$\displaystyle \begin{array}{c}\;\;\dfrac{1}{n(n+1)} \;=\;\dfrac{1}{1!}\left(\dfrac{1}{n} - \dfrac{1}{n+1}\right) \qquad\;\; \\ \\[-3mm]

\dfrac{1}{n(n+1)(n+2)} \;=\; \dfrac{1}{2!}\left(\dfrac{1}{n} - \dfrac{2}{n+1} + \dfrac{1}{n+2}\right);\;\;\; \\ \\[-3mm]

\dfrac{1}{n(n+1)(n+2)(n+3)} \;=\;\dfrac{1}{3!}\left(\dfrac{1}{n} - \dfrac{3}{n+1} + \dfrac{3}{n+2} - \dfrac{1}{n+3}\right)\;\; \\ \\[-3mm]

\dfrac{1}{n(n+1)(n+2)(n+3)(n+4)} \;=\; \dfrac{1}{4!}\left(\dfrac{1}{n} - \dfrac{4}{n+1} + \dfrac{6}{n+2} - \dfrac{4}{n+3} + \dfrac{1}{n+4}\right)\\ \\[-3mm]

\vdots \qquad\qquad\qquad\qquad\qquad\qquad\qquad\qquad\q quad \vdots \qquad

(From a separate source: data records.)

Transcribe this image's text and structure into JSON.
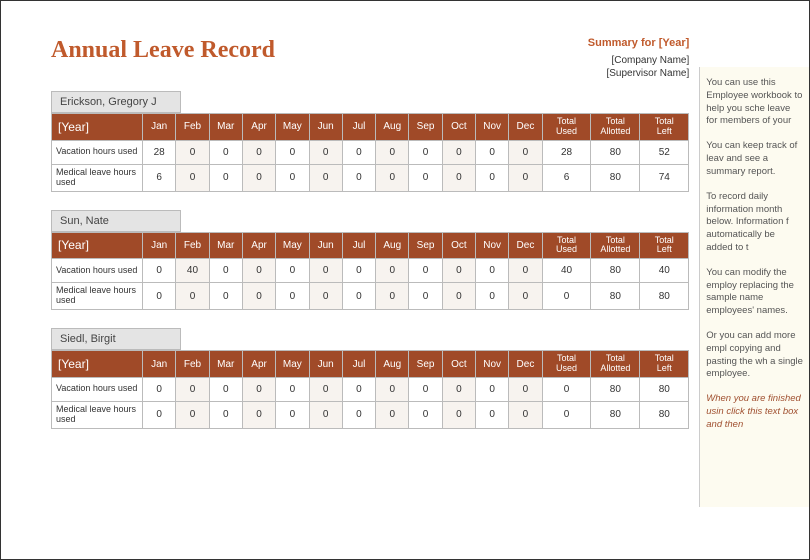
{
  "title": "Annual Leave Record",
  "summary_label": "Summary for [Year]",
  "company": "[Company Name]",
  "supervisor": "[Supervisor Name]",
  "year_header": "[Year]",
  "months": [
    "Jan",
    "Feb",
    "Mar",
    "Apr",
    "May",
    "Jun",
    "Jul",
    "Aug",
    "Sep",
    "Oct",
    "Nov",
    "Dec"
  ],
  "total_headers": [
    "Total Used",
    "Total Allotted",
    "Total Left"
  ],
  "row_labels": [
    "Vacation hours used",
    "Medical leave hours used"
  ],
  "employees": [
    {
      "name": "Erickson, Gregory J",
      "rows": [
        {
          "m": [
            28,
            0,
            0,
            0,
            0,
            0,
            0,
            0,
            0,
            0,
            0,
            0
          ],
          "t": [
            28,
            80,
            52
          ]
        },
        {
          "m": [
            6,
            0,
            0,
            0,
            0,
            0,
            0,
            0,
            0,
            0,
            0,
            0
          ],
          "t": [
            6,
            80,
            74
          ]
        }
      ]
    },
    {
      "name": "Sun, Nate",
      "rows": [
        {
          "m": [
            0,
            40,
            0,
            0,
            0,
            0,
            0,
            0,
            0,
            0,
            0,
            0
          ],
          "t": [
            40,
            80,
            40
          ]
        },
        {
          "m": [
            0,
            0,
            0,
            0,
            0,
            0,
            0,
            0,
            0,
            0,
            0,
            0
          ],
          "t": [
            0,
            80,
            80
          ]
        }
      ]
    },
    {
      "name": "Siedl, Birgit",
      "rows": [
        {
          "m": [
            0,
            0,
            0,
            0,
            0,
            0,
            0,
            0,
            0,
            0,
            0,
            0
          ],
          "t": [
            0,
            80,
            80
          ]
        },
        {
          "m": [
            0,
            0,
            0,
            0,
            0,
            0,
            0,
            0,
            0,
            0,
            0,
            0
          ],
          "t": [
            0,
            80,
            80
          ]
        }
      ]
    }
  ],
  "sidebar": [
    "You can use this Employee workbook to help you sche leave for members of your",
    "You can keep track of leav and see a summary report.",
    "To record daily information month below. Information f automatically be added to t",
    "You can modify the employ replacing the sample name employees' names.",
    "Or you can add more empl copying and pasting the wh a single employee."
  ],
  "sidebar_note": "When you are finished usin click this text box and then"
}
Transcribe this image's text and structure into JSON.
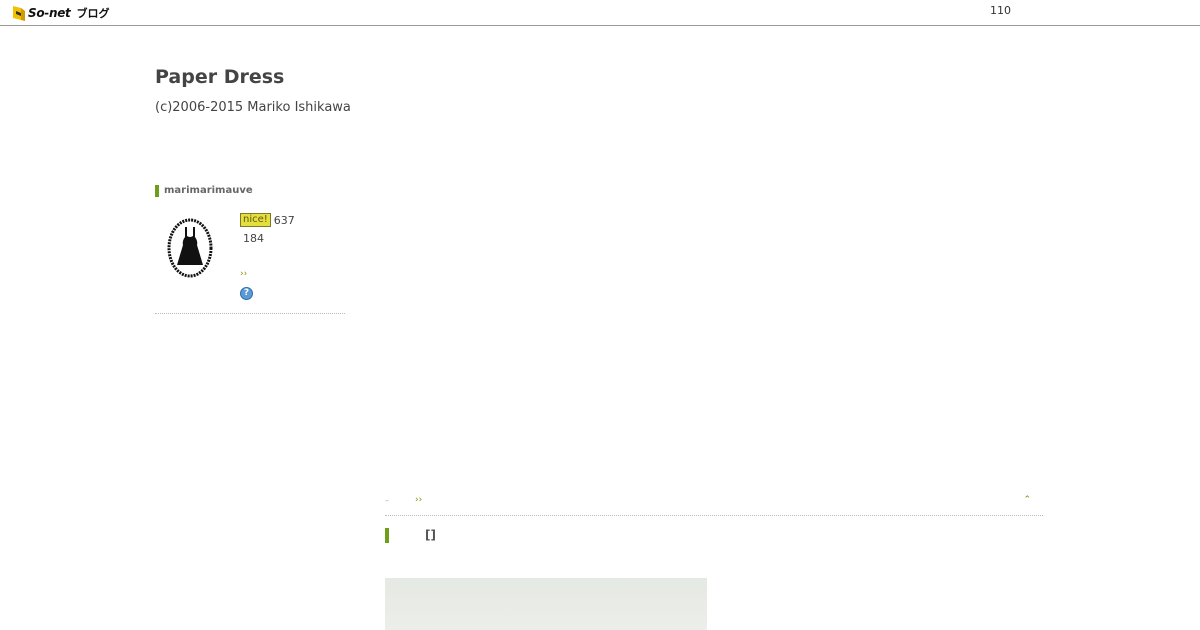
{
  "header": {
    "logo_text": "So-net",
    "logo_sub": "ブログ",
    "count": "110"
  },
  "blog": {
    "title": "Paper Dress",
    "description": "(c)2006-2015 Mariko Ishikawa"
  },
  "sidebar": {
    "profile_name": "marimarimauve",
    "nice_label": "nice!",
    "nice_count": "637",
    "follower_count": "184",
    "more_glyph": "››",
    "help_glyph": "?"
  },
  "main": {
    "nav_prev": "–",
    "nav_next": "››",
    "nav_top": "⌃",
    "entry_title": "[]"
  },
  "colors": {
    "accent_green": "#6d9f1a",
    "nice_yellow": "#e6de3a",
    "link_olive": "#8a8a00"
  }
}
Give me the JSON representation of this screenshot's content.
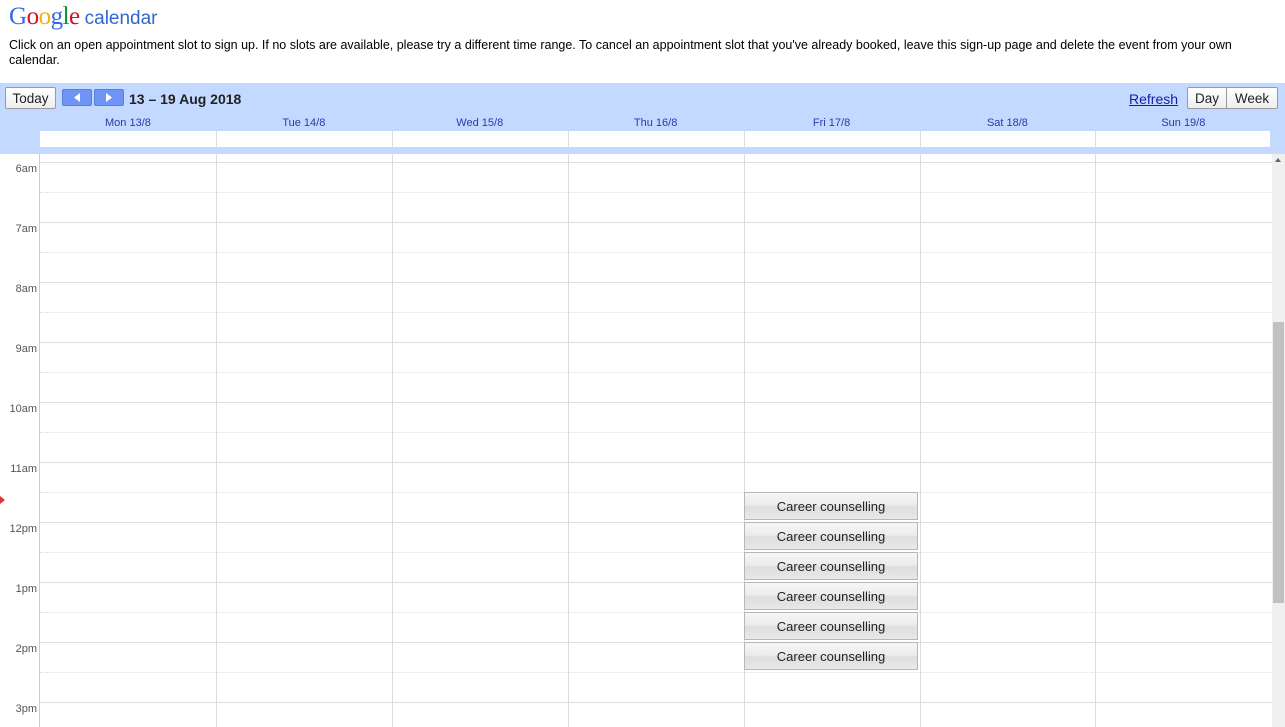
{
  "logo": {
    "google": "Google",
    "calendar": "calendar"
  },
  "instructions": "Click on an open appointment slot to sign up. If no slots are available, please try a different time range. To cancel an appointment slot that you've already booked, leave this sign-up page and delete the event from your own calendar.",
  "toolbar": {
    "today_label": "Today",
    "date_range": "13 – 19 Aug 2018",
    "refresh_label": "Refresh",
    "day_label": "Day",
    "week_label": "Week"
  },
  "days": [
    "Mon 13/8",
    "Tue 14/8",
    "Wed 15/8",
    "Thu 16/8",
    "Fri 17/8",
    "Sat 18/8",
    "Sun 19/8"
  ],
  "times": [
    "6am",
    "7am",
    "8am",
    "9am",
    "10am",
    "11am",
    "12pm",
    "1pm",
    "2pm",
    "3pm"
  ],
  "slots": [
    {
      "day": "Fri 17/8",
      "label": "Career counselling"
    },
    {
      "day": "Fri 17/8",
      "label": "Career counselling"
    },
    {
      "day": "Fri 17/8",
      "label": "Career counselling"
    },
    {
      "day": "Fri 17/8",
      "label": "Career counselling"
    },
    {
      "day": "Fri 17/8",
      "label": "Career counselling"
    },
    {
      "day": "Fri 17/8",
      "label": "Career counselling"
    }
  ],
  "colors": {
    "toolbar_bg": "#c3d9ff",
    "nav_button": "#6e95f5",
    "link": "#1a1aa6",
    "day_header_text": "#2b3aa8"
  }
}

\end{array}$

Another partial fractions pattern

Here's another pattern . . .

. . $\displaystyle \begin{array}{ccc}

\dfrac{x}{(x-a)^2} \;=\;\dfrac{1}{x-a} + \dfrac{a}{(x-a)^2} \\ \\

\dfrac{x^2}{(x-a)^3} \;=\;\dfrac{1}{x-a} + \dfrac{2a}{(x-a)^2} + \dfrac{a^2}{(x-a)^3} \\ \\

\dfrac{x^3}{(x-a)^4} \;=\;\dfrac{1}{x-a} + \dfrac{3a}{(x-a)^2} + \dfrac{3a^2}{(x-a)^3} + \dfrac{a^4}{(x-a)^4} \\ \\

\dfrac{x^4}{(x-a)^5} \;=\;\dfrac{1}{x-a} + \dfrac{4a}{(x-a)^2} + \dfrac{6a^2}{(x-a)^3} + \dfrac{4a^3}{(x-a)^4} + \dfrac{a^4}{(x-a)^5} \\ \\

\vdots \qquad\qquad\qquad\qquad\qquad\qquad\qquad \vdots \qquad\qquad\qquad\qquad\qquad\end{array}$

~ ~ ~ ~ ~ ~ ~ ~ ~ ~ ~ ~ ~ ~ ~ ~ ~ ~ ~ ~ ~ ~ ~ ~ ~ ~ ~ ~ ~ ~ ~ ~

Let's check the fourth equation.

On the right, get a common denominator:

$\displaystyle \displaystyle \frac{1}{x-a} + \frac{4a}{(x-a)^2} + \frac{6a^2}{(x-a)^3} + \frac{4a^3}{(x-a)^4} + \frac{a^4}{(x-a)^5} $

. . $\displaystyle \displaystyle =\;\frac{(x-a)^4 + 4a(x-a)^3 + 6a^2(x-a)^2 + 4a^3(x-a) + a^4}{(x-a)^5} $

Do *not* muiltiply it out!

Don't you recognize the numerator?

. . It is: .$\displaystyle \bigg[(x-a) + a\bigg]^4 \;=\;x^4$ . . . . . *Ha!*